Apparently the good folks using this cookbook needed only some bare bones, a skeleton off of which they could riff. And it’s true, a basic beef stew is not rocket science. But what’s the point of a cookbook then, right?

So first off the lack of anything except tomato that would create liquid bemused me.  But the tomatoes quickly became a viable stock, if a bit too sweet. And too tomato-y. Also, Maggie thought that we should do mushroom and parsley dumplings rather than just parsley dumplings. Without thinking I followed the recipe for parsley dumplings and did not compensate for the amount of moisture the mushrooms would add. The dumplings fell apart if you merely looked at them too hard.

Okay. Round two. This time I began with marinating the short ribs in red wine, salt and pepper overnight. I then used about half the tomatoes but added two cups of home made chicken stock and a quarter cup of the marinade wine. I doubled the garlic, added a bay leaf, a sprig of fresh sage, a little thyme and a generous amount of salt and pepper. For the dumplings I compensated for the moisture by adding a great deal more flour, less milk and a drop more salt. I also made the dumplings considerably smaller as they poof up twice their original size once they steam up. They still looked weird to me, but after I did some research online, they looked exactly the way they were supposed to. 

Another example of how stripped down the instructions in the cookbook are. There is no description of how things are supposed to turn out.

The fact that I used LindyGrundy’s meat the second go ‘round also made a world of difference. I would have used theirs the first time but they were closed on the day I needed to get started. Of course, their meat will be used for the stew at the dinner party.

So, in the time it’s taken me to write this, the sun has come out and the sky is clear and bright blue. I’ve still got that extra hour. It’s perfect.

But we are full-on in the throes of Fall and Winter is three weeks away. The holidays are not far off. It’s time for stew.

Short Rib Stew with Mushroom & Parsley Dumplings

Serves 6
Cut 2 lbs beef short ribs into serving pieces. Marinate in red wine overnight.

Combine 1/4 cup all-purpose flour, 1 tbsp salt, 1/4 tsp pepper; dredge ribs in mixture and brown on all sides in 2 tbsp hot fat.

Combine ribs with 2 1/2 cups chopped Roma tomatoes, 2 cups chicken or beef stock, 1/4 cup marinade wine, 4 cloves of chopped garlic & 1 tbsp Worcestershire sauce.
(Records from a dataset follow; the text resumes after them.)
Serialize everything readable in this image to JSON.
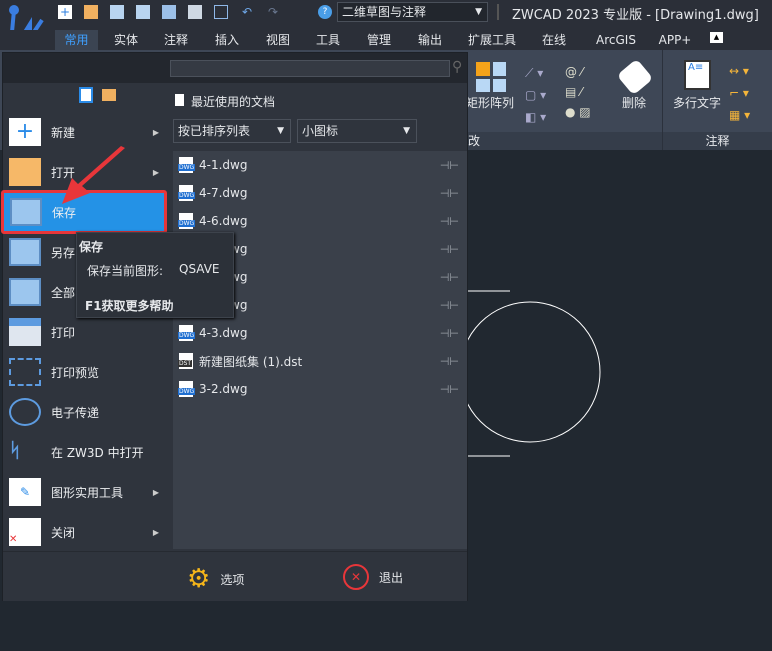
{
  "app": {
    "title": "ZWCAD 2023 专业版 - [Drawing1.dwg]",
    "workspace": "二维草图与注释"
  },
  "quick_access": [
    "new-icon",
    "open-icon",
    "save-icon",
    "save-as-icon",
    "copy-icon",
    "print-icon",
    "preview-icon",
    "undo-icon",
    "redo-icon",
    "help-icon"
  ],
  "tabs": [
    {
      "label": "常用",
      "active": true
    },
    {
      "label": "实体"
    },
    {
      "label": "注释"
    },
    {
      "label": "插入"
    },
    {
      "label": "视图"
    },
    {
      "label": "工具"
    },
    {
      "label": "管理"
    },
    {
      "label": "输出"
    },
    {
      "label": "扩展工具"
    },
    {
      "label": "在线"
    },
    {
      "label": "ArcGIS"
    },
    {
      "label": "APP+"
    }
  ],
  "ribbon": {
    "array_label": "矩形阵列",
    "delete_label": "删除",
    "mtext_label": "多行文字",
    "modify_panel": "改",
    "annotate_panel": "注释"
  },
  "menu": {
    "items": [
      {
        "label": "新建",
        "submenu": true
      },
      {
        "label": "打开",
        "submenu": true
      },
      {
        "label": "保存",
        "highlighted": true
      },
      {
        "label": "另存"
      },
      {
        "label": "全部"
      },
      {
        "label": "打印"
      },
      {
        "label": "打印预览"
      },
      {
        "label": "电子传递"
      },
      {
        "label": "在 ZW3D 中打开"
      },
      {
        "label": "图形实用工具",
        "submenu": true
      },
      {
        "label": "关闭",
        "submenu": true
      }
    ],
    "recent_header": "最近使用的文档",
    "sort_select": "按已排序列表",
    "view_select": "小图标",
    "files": [
      {
        "name": "4-1.dwg",
        "type": "DWG"
      },
      {
        "name": "4-7.dwg",
        "type": "DWG"
      },
      {
        "name": "4-6.dwg",
        "type": "DWG"
      },
      {
        "name": "4-5.dwg",
        "type": "DWG"
      },
      {
        "name": "4-4.dwg",
        "type": "DWG"
      },
      {
        "name": "4-2.dwg",
        "type": "DWG"
      },
      {
        "name": "4-3.dwg",
        "type": "DWG"
      },
      {
        "name": "新建图纸集 (1).dst",
        "type": "DST"
      },
      {
        "name": "3-2.dwg",
        "type": "DWG"
      }
    ],
    "options_label": "选项",
    "exit_label": "退出"
  },
  "tooltip": {
    "title": "保存",
    "desc": "保存当前图形:",
    "command": "QSAVE",
    "help": "F1获取更多帮助"
  },
  "colors": {
    "accent": "#3fa0ff",
    "highlight": "#2492e6",
    "annotation_red": "#e8363a"
  }
}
Cover and simmer for 2 hours. 

Add 4 sliced carrots, 2 medium onions, chopped, 1 medium potato, peeled and chopped, 1 bay leaf, a sprig of fresh sage and a tsp of thyme. Cover and simmer, stirring occasionally for 2 more hours.

Skim off the fat and season with salt & pepper to taste.

Mushroom & Parsley Dumplings

Sift together 1 1/2 cup sifted all-purpose flour, 2 tsp baking powder, 3/4 tsp salt. Add 1/4 cup chopped parsley and 3 tbsp chopped mushrooms. Combine 1/4 cup milk and 2 tbsp vegetable oil, and add to dry ingredients. Stir just until flour is dampened. 

Form small, large-marble sized balls atop bubbling stew. Cover tightly and bring to a boil. Reduce heat (do not lift cover!) and simmer for 15 minutes longer.

One year ago today: SugarFISH
Two years ago today: Scallops with Wild Mushroom Risotto & Rosé Fonduta